Yes, I know I'm not actually posting this till 2011, but my 94th & final book of 2010 was Straight Man, by Richard Russo (New York: Vintage Books, 1997).
Jacket Summary: "In this uproarious new novel, Richard Russo performs his characteristic high-wire walk between hilarity and heartbreak. Russo's protagonist is William Henry Devereaux, Jr., the reluctant chairman of the English department of a badly underfunded college in the Pennsylvania rust belt. Devereaux's reluctance is partly rooted in his character -- he is a born anarchist -- and partly in the fact that his department is more savagely divided than the Balkans. In the course of a single week, Devereaux will have his nose mangled by an angry colleague, imagine his wife is having an affair with his dean, wonder if a curvaceous adjunct is trying to seduce him with peach pits, and threaten to execute a goose on local television. All this while coming to terms with his philandering father, the dereliction of his youthful promise, and the ominous failure of certain vital body functions. In short, Straight Man is classic Russo -- side-splitting and true-to-life, witty, compassionate, and impossible to put down."

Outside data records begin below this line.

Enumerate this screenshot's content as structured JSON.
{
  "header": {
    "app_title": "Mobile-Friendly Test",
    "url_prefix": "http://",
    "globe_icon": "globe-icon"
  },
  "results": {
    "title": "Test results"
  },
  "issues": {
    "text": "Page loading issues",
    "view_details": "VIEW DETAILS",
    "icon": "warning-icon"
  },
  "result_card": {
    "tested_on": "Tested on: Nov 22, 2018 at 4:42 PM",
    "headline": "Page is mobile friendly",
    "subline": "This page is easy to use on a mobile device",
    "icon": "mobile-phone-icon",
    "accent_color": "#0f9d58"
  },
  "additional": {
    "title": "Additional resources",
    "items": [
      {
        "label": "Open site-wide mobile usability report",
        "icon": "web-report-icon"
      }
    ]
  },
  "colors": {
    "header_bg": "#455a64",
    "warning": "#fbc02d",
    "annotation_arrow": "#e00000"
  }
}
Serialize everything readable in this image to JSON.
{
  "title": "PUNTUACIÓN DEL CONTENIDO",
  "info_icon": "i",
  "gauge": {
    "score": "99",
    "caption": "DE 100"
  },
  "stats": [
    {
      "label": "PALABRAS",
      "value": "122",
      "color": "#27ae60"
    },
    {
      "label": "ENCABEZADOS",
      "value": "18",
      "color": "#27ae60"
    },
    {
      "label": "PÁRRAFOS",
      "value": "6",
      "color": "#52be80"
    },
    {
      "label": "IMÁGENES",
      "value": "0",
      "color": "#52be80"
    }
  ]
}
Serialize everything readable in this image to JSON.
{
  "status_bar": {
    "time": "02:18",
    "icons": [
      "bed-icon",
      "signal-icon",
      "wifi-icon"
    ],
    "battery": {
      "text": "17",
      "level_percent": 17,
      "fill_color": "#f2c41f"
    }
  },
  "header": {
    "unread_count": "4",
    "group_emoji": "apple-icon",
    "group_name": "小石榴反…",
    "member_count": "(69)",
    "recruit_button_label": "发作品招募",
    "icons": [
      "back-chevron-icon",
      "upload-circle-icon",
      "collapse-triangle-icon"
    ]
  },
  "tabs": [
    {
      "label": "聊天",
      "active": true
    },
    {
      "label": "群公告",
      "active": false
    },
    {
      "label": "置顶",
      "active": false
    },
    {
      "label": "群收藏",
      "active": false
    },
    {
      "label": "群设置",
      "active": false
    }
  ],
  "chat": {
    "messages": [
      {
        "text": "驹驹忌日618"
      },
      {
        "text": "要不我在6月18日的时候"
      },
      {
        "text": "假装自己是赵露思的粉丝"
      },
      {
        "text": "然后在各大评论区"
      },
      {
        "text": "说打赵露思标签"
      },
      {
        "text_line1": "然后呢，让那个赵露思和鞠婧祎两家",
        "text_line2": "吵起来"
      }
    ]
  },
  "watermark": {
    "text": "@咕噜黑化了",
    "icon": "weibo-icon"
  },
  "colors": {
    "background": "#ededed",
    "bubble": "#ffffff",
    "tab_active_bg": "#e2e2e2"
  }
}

Opening Line: "When my nose finally stops bleeding and I've disposed of the bloody paper towels, Teddy Barnes insists on driving me home in his ancient Honda Civic, a car that refuses to die and that Teddy, cheap as he is, refuses to trade in."
My Take: I always enjoy Russo's books and this one didn't disappoint. Straight Man does for second-tier liberal arts colleges what Jane Smiley's Moo did for the gargantuan public universities of the Midwest. Obviously, most back-cover blurbs tend toward the hyperbolic, but here I have to agree: this is either the saddest comic novel or the funniest sad novel I've read in quite a while. The above summary notwithstanding, it's not quite the laugh-a-minute riot you might expect. Rather, the humor here comes in Hank Devereax's, the supporting characters', and the town of Railton's unvarnished warts-and-all humanity.
I've often said that even when a novel's primarily a character study or portrait of a place, I need at least some plot to hold my interest. In Straight Man, Russo's kind enough to oblige me in this regard. The frame story -- Russo's colleagues' efforts to oust him as chair, while at the same time his dean and old friend is trying desperately to throw him a life jacket -- is serviceable, if not particularly meaty in itself. What holds the reader's attention, though, is wanting to know how all the secondary story lines and characters turn out. Will Hank give in and sleep with his alcoholic colleague's lovely adjunct daughter, the peach-eating Meg? Will his daughter Julie ever grow up and turn responsible? Will his wife, Lily, accept a plum out-of-town job -- and what would that mean for his comfortable, if uninspired, small-town academic life?
Probably one of the most interesting and, to me, appealing aspects of the story and Hank's character is his complete refusal to take anything seriously. I've worked with people like this (hell, I've probably been a person like this), and frankly, usually find them as exasperating as Hank's colleagues and family seem to find him. Here, though, I also saw the pathos and loneliness just beneath the surface -- a testament to Russo's subtlety and skill at capturing the nuances of personality.
Entertaining enough to pass muster as a vacation read, but serious enough not to leave you feeling like you've just eaten a bag of M&Ms. If you're looking for an interesting, moving character story, and can accept its somewhat slow pace as part of its charm, I recommend it highly.
- Ithaca, New York
- MWF, now officially 42, loves long walks on the beach and laughing with friends ... oh, wait. By day, I'm a mid-level university administrator reluctant to be more specific on a public forum. Nights and weekends, though, I'm a homebody with strong nerdist leanings. I'm never happier than when I'm chatting around the fire, playing board games, cooking up some pasta, and/or road-tripping with my family and friends. I studied psychology and then labor economics in school, and I work in higher education. From time to time I get smug, obsessive, or just plain boring about some combination of these topics, especially when inequality, parenting, or consumer culture are involved. You have been warned.